In June, ESPN’s Matt Bowen, a former NFL safety, ranked his top 10 fastest players in the NFL. Fifth on the list was receiver DeSean Jackson, who the Minnesota Vikings will face this Sunday.
“Even at age 30, Jackson hasn’t slowed down on the tape. One of the top deep threats in the league, Jackson has the ideal combination of vertical speed, route-running ability and body control at the point of attack. We saw that this past season when Jackson smoked the Giants on a deep post (watch). Separate on the break, track the ball and then make a highlight grab. That’s smooth. Based on what I see, I bet Jackson would drop a 4.3 on the stopwatch today. He can still fly.”
Jackson has a track record as the league’s premier deep threat. According to NFL.com “Next Gen” data, Jackson averaged 19.3 air yards per target last week, fourth-highest among receivers.
The route chart below comes via Matt Harmon of NFL.com.
Last season, Jackson only needed 56 catches to clear 1,000 yards, with 24 of his receptions coming on throws that traveled more than 10 yards in the air and 250 of his 1,005 yards came on four plays.
“His speed is probably as good as anybody in the league, but he does a good job of running routes,” defensive coordinator George Edwards said Thursday. “He does a good job of stemming at the top of the routes so we’ll have to be disciplined in what we’re trying to get accomplished when we’re guarding him this weekend.”
While the Vikings played Washington last year, they missed out on seeing Jackson. He missed the matchup with a shoulder injury. So Sunday’s game will mark the first time since 2014 that the star speedster matches up against head coach Mike Zimmer.
In their only battle, Jackson roasted the Vikings’ secondary for four catches on seven targets, 120 yards and a touchdown.
“It’s not a big mystery, he does a great job of setting guys up,” head coach Mike Zimmer said. “He sets guys up, reads coverages well, understands where the defender is and how to bend away from him.”

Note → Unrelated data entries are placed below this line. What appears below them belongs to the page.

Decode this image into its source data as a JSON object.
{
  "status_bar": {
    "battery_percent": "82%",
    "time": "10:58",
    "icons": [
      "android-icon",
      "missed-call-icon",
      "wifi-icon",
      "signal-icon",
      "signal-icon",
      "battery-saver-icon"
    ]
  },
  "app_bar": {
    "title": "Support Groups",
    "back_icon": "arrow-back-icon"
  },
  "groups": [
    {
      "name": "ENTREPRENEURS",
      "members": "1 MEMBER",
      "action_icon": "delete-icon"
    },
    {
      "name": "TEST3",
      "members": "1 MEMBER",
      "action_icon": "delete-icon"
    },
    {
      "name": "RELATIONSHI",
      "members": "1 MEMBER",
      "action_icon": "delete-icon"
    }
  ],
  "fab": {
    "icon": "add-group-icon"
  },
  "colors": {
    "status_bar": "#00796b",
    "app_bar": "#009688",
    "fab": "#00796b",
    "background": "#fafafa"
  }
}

The Vikings’ defense is a lot different now than it was in 2014. On Sunday, there’s a good chance that star shutdown corner Xavier Rhodes will match up 1-on-1 with 6-foot-5 receiver Mike Evans, who led the Bucs in receptions last season. That could leave Trae Waynes to guard Jackson.
Waynes hasn’t had the start to the season the Vikings expected. They broke camp with hopes that he would take a step forward from a decent 2016 season, but Waynes took a 49-yard penalty while guarding Martavis Bryant and gave up a 51-yard catch. In Week 1, Waynes gave up nine receptions on 10 throws in his direction, including a 52-yard bomb to Tommylee Lewis.
Waynes has the speed to match Jackson. At the NFL Combine, the former Michigan State star ran a 4.31 40-yard dash, which is 0.04 quicker than Jackson’s mark way back when. But the Vikings’ former first-round pick has struggled to play the ball at times, even dating back to last season when he allowed a 48-yard throw from Aaron Rodgers to Jordy Nelson.
“We just have to keep working the fundamentals and the techniques of the position,” Edwards said. “Keep paying attention to the details and not grab at the top of the route so that’s what we’re working on this week and we get ready for the game.”
The Vikings do have options aside from having Waynes track Jackson. They could play each corner on their respective side and face off with Evans or Jackson depending on where each lines up or Zimmer could give Rhodes the Jackson assignment – though with a 40.5 inch vertical, Rhodes is probably a better fit against Evans.
They could also turn to Tramaine Brock if Waynes has issues with Jackson. Brock has been inactive over the past two weeks and Edwards would not say whether he will play this week. But Brock has been a starter over the last two years.
None of those choices make as much sense as giving the Vikings’ fastest corner the assignment of tracking Tampa’s fastest receiver. A good performance could set Waynes off in the right direction after two tough weeks.